In this issue:
Books: Robert Pinsky, who was Poet Laureate of the United States for three years, has written a biography that is both scholarly and tender of The Life of David. Joan Shaddox Isom's Offerings in the Snow is rich in sentiment, but avoids sentimentality and full of delightful moments that are both funny and endearing. In David McCullogh's 1776, the attention to detail and circumstance bring alive just how overwhelming resistance to the English must have seemed to the people of America.
Cinema: Angela Pressburger debuts her DVD reviews with a roundup of cinematic views of Women Around the World. Consult her suggestions for Recent DVDs to Enjoy Over the Holidays and Suitable for the Whole Family!
The Life of David
by Robert Pinsky
Schocken Books (division of Random House), 203 pp
The Life of David is the first in a new series of books on Jewish themes. Robert Pinsky, who was Poet Laureate of the United States for three years, has written a biography that is both scholarly and tender. Mr. Pinsky treats his subject with the respect due to the mighty King David, warrior, statesman, and poet, but at the same time he humanizes David the man, investigating the paradoxes evident in the conduct of that long life.
Pinsky brings his formidable intellect and experience to bear on his subject, relating David’s humanity not only to his own times, but to the values and failings of humankind in general. The author’s broad scope allows reference, both historical and modern, to great thinkers throughout recorded history. He quotes writers, poets, and psychologists, but most of all, he quotes extensively everything concerning David that is written in the Bible and other ancient texts. He also quotes from some of the Psalms, and notes ones that may have come from specific periods in David’s life.
Pinsky’s David emerges as a flesh-and-blood, complex individual, a man of enormous gifts and great charm, but also a man of enormous failings. It is a measure of David’s greatness that he seems to learn from his failures, and to move on with his life. David seems always to have seen himself as a person of power and destiny, beloved of his God. The study of his machinations in achieving the ultimate power of kingship over a unified Israel is fascinating.
Also fascinating are the relationships of the principals in this story. For instance, who knew that Goliath was probably David’s cousin, through his great grandmother, Ruth? Who knew that the beloved Jonathan, killed with his father Saul at the battle at Mount Gelboa, had a lame son named Mephibosheth, to whom David showed great kindness?
I would not call this a book one cannot put down. Despite its fascinating subject, the intensity of Pinsky’s writing can become exhausting. You may need long pauses to digest the richness of ideas, facts, and suppositions. The beauty of the writing and the interesting approach will keep you going back for more. If that’s not enough, the little bits of erudition also fascinate: for example, the aside that “kith” is cognate with our word “couth” and carries a sense not just of kinship, but of “right doing” or “right thinking?”

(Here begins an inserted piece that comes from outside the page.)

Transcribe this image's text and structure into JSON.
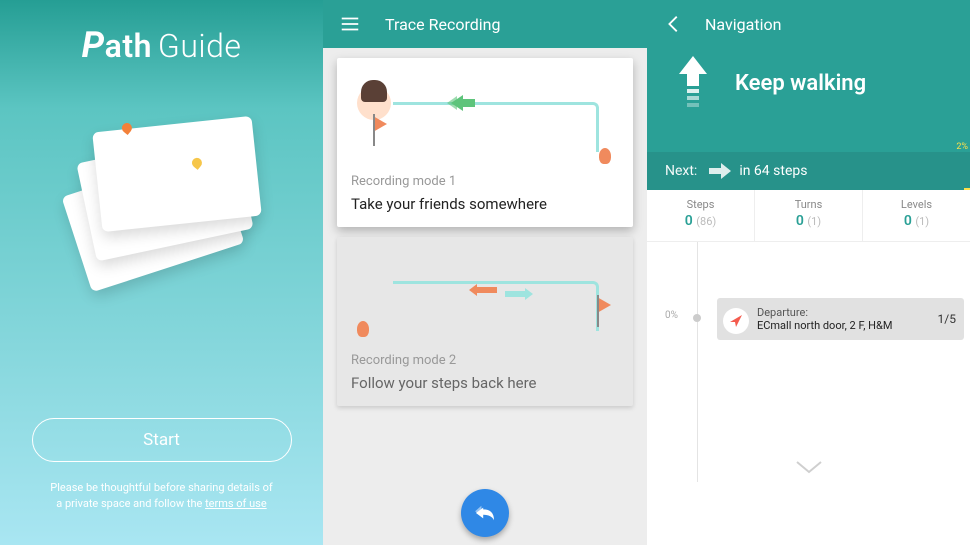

This reviewer learned a great deal about a subject she thought she already knew pretty well, and what better recommendation can anyone give than that?
Offerings in the Snow; A Christmas Story
by Joan Shaddox Isom
Available by special order from Amazon.com
This charming little story was written by Senior Women Web’s own Joan Shaddox Isom. It is the Christmas memory of a grandfather who grew up in a Depression-era family that lived in the Ozarks. Following a series of accidents and setbacks that have robbed the season of its joy, the family is badly in need of a few small miracles. A year before this story begins, the narrator’s father, in an effort to provide a Christmas dinner for a poor neighbor, accidentally brought about the circumstances that caused the death of the neighbor’s little daughter. He has been struggling with a heavy load of guilt ever since. Additionally, he has wrenched his back, and has been unable to work much in his job as a Forest Service ranger. Times are very tough indeed.
The story is told by Robby, the third son (now a grandfather), who describes his young self as all thumbs, a child who suffers from being very unlike his rough-and-tumble older brothers. He’s a sensitive child, who loves to write and draw and make up stories. His perception of himself as a loser is tied to his deep desire to please his father, a desire that seems always to come crashing down in defeat when his plans go wrong. When his efforts to make a wagon for his little sister, Cubby, result in the death of her beloved puppy, he, like his father, carries a huge burden of guilt.
Despite the unhappy circumstances, Offerings in the Snow is not a depressing book. It is rich in sentiment, but avoids sentimentality. In fact, it is full of delightful moments that are both funny and endearing. The little family may lack material wealth, but they have an abundance of love, and the kind of make-do spirit that those of us reared during the Depression and World War II will recognize at once.
It wouldn’t do to give away the particulars of the story. Suffice it to say that miracles do indeed happen, and in the process, Robby and his father reach a few small epiphanies of their own.
This little book will make a heart-warming Christmas gift for someone you love.